obligation to the law overrides one's obligations to family or friends. No one group is above the law.
D. Level Three--postconventional morality
1. Stage 5-- Social contract orientation --right action tends to be defined in terms of general
individual rights and standards that have been critically examined and agreed upon by the whole
society.There is a clear awareness of the relativism of individual values and opinions and an
emphasis on procedure for reaching consensus. Aside from what is democratically agreed upon,
right action is a matter of personal values and opinions. It assumes a legal point of view, with the
possibility of changing the law because of rational considerations. It is not a strict "law and order"
approach. While rules are needed to maintain social order, they should not be blindly obeyed but
should be evaluated or changed for the good of society. Right action is that which protects the rights
of the individual according to rules agreed on by the whole society.
2. Stage 6-- Universal ethical principle orientation --right action is defined by the decision of
conscience in accord with self-chosen ethical principles. These principles are abstract and ethical
(the Golden Rule, the categorical imperative), not concrete moral rules (the Ten Commandments).
At heart, these are universal principles of justice, equal rights, and of respect for the dignity of
human beings as individual persons.
III. Gilligan's Response (Carol Gilligan, a student of Kohlberg's, took issue with his method and his
conclusions. In a Different Voice: Psychological Theory and Women's Development.
A. Kohlberg only interviewed boys and men for his study. Gilligan contends that girls and women
tend to approach moral issues differently, are more focused on caring than on rules and duty.
B. Gilligan developed her own set of stages:
1. Preconventional --Goal is individual survival
2. Transition is from selfishness to a recognition of responsibility to others
3. Conventional --Self sacrifice is goodness
4. Transition is from goodness to the truth that she is a person too
5. Postconventional --Principle of nonviolence: do not hurt others or self

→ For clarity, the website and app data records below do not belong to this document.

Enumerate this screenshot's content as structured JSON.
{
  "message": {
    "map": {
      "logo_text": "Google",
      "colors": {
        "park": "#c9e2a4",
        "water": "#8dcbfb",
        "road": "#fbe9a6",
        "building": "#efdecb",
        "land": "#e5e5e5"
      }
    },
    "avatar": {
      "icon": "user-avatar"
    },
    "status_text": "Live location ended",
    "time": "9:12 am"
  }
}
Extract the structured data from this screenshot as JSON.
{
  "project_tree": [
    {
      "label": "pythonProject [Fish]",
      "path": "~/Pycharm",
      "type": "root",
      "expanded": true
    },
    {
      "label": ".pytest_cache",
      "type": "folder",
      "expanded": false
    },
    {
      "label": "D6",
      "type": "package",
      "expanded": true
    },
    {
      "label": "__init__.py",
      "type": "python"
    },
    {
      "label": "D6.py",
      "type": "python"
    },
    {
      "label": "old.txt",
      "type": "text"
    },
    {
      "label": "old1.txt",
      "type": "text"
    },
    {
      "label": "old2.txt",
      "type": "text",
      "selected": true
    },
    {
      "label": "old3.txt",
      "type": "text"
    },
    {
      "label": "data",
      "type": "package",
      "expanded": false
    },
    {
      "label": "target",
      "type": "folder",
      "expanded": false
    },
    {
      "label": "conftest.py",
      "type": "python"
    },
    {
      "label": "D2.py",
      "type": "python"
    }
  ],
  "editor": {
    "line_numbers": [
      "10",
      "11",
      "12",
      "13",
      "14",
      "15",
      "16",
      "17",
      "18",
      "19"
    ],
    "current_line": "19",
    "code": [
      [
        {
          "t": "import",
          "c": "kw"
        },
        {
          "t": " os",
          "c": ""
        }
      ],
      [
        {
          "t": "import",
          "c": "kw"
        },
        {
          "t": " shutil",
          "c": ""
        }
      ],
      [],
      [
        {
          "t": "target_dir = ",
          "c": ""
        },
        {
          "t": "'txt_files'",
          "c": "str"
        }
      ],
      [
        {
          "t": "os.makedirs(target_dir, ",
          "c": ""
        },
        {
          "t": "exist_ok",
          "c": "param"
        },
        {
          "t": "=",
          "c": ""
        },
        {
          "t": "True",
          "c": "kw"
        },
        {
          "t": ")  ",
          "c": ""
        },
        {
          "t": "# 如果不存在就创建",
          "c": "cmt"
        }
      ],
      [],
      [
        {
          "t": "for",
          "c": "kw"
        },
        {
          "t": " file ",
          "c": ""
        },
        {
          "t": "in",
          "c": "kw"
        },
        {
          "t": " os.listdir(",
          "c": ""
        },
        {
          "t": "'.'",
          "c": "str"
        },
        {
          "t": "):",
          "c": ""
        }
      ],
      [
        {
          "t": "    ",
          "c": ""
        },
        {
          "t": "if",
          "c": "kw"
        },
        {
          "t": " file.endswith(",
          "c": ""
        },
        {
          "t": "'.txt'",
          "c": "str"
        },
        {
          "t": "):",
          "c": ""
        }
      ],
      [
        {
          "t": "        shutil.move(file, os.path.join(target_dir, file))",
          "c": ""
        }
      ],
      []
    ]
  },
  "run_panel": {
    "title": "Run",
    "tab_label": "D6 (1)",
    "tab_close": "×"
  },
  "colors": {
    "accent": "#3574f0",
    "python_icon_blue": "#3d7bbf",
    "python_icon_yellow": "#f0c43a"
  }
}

C. Gilligan asserts that women have differing moral and psychological tendencies than men. According to
Gilligan, men think in terms of rules and justice while women are more inclined to think in terms of caring
and relationships.